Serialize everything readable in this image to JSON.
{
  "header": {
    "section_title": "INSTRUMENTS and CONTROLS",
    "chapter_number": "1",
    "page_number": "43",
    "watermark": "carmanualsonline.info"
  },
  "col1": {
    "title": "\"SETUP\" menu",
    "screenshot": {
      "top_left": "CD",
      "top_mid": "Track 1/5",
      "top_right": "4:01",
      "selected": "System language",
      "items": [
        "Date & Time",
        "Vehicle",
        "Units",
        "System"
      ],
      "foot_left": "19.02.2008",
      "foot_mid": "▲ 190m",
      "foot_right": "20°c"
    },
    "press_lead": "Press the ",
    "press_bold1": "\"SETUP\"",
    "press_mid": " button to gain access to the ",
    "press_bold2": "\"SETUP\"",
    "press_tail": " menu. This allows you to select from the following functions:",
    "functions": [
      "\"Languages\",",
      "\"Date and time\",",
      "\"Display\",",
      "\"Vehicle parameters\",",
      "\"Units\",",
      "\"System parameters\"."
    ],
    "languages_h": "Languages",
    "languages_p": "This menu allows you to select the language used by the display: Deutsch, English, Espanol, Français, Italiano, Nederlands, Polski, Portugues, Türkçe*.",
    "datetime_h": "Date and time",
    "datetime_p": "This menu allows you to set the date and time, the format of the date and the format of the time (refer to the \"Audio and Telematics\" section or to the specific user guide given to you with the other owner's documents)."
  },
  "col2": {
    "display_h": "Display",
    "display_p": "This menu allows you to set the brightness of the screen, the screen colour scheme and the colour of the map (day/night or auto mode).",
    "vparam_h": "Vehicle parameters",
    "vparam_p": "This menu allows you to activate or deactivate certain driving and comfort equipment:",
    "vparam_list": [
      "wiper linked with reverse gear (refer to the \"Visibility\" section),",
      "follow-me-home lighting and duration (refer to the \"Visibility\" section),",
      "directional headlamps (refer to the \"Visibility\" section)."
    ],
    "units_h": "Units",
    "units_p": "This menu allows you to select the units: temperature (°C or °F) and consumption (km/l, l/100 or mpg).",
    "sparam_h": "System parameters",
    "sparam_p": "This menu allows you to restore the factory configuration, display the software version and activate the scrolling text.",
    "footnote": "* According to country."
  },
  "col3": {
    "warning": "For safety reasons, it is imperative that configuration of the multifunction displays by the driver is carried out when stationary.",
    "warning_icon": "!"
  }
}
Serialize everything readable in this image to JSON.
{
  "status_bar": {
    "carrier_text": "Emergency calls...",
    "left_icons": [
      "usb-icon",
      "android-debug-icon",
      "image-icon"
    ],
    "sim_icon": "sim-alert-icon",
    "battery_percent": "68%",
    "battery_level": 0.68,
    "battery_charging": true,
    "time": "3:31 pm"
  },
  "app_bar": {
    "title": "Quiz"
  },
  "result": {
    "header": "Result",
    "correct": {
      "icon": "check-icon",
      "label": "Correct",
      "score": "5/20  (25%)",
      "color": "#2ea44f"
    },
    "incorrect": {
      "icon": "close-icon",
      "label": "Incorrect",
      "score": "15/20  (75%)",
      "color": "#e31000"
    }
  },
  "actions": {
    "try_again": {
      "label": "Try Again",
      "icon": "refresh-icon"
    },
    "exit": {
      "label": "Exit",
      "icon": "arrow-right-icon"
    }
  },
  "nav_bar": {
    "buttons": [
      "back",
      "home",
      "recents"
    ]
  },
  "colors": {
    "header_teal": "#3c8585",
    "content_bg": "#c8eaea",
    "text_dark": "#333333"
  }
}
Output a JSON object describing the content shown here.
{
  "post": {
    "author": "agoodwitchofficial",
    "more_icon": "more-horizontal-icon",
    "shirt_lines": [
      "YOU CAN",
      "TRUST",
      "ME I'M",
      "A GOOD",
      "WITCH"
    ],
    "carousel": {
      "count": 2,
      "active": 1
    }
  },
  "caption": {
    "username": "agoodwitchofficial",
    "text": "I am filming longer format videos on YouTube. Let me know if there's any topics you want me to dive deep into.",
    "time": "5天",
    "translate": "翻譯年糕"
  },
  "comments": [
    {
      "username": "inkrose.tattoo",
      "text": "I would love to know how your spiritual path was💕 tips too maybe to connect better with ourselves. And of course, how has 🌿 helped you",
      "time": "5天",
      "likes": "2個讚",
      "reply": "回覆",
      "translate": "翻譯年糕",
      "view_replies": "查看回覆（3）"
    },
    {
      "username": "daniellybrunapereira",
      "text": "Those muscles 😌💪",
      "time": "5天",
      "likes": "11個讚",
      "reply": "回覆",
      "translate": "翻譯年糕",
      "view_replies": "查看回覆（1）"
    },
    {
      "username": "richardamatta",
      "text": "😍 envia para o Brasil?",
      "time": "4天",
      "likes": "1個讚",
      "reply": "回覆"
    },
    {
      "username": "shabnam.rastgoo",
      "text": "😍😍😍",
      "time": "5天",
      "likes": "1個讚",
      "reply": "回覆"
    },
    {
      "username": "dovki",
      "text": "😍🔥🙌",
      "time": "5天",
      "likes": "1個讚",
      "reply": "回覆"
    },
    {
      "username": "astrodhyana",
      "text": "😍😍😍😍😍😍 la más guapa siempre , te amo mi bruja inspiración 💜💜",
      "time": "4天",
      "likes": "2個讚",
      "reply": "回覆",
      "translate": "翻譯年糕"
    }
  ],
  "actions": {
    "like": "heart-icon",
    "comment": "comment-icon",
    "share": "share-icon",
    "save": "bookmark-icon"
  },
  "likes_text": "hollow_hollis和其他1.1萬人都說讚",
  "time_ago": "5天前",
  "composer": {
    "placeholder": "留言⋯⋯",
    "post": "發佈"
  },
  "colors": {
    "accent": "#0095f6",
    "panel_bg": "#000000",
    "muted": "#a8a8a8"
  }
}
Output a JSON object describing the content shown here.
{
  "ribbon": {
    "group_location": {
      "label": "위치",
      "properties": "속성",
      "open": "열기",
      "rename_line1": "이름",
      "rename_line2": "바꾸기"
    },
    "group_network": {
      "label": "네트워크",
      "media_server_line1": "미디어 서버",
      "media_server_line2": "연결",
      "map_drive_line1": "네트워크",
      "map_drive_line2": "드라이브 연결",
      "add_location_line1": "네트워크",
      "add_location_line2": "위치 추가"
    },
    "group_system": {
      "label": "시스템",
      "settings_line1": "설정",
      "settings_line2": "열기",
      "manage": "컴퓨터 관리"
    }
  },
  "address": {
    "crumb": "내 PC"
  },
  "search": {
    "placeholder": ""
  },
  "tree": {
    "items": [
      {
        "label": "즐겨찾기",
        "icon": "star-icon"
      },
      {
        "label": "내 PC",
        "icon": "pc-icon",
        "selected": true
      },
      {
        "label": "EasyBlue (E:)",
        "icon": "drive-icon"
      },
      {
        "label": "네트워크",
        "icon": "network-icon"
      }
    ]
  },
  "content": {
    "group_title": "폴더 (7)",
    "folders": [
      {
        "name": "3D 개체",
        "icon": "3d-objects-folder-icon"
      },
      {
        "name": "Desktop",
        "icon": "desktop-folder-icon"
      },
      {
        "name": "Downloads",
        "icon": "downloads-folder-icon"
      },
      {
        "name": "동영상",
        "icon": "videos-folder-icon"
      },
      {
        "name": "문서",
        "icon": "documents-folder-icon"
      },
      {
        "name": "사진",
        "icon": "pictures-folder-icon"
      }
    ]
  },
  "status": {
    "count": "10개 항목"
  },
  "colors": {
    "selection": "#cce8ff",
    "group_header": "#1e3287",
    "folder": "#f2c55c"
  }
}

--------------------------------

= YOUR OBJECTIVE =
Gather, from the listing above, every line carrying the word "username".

= FINAL ANSWER =
    "username": "agoodwitchofficial",
      "username": "inkrose.tattoo",
      "username": "daniellybrunapereira",
      "username": "richardamatta",
      "username": "shabnam.rastgoo",
      "username": "dovki",
      "username": "astrodhyana",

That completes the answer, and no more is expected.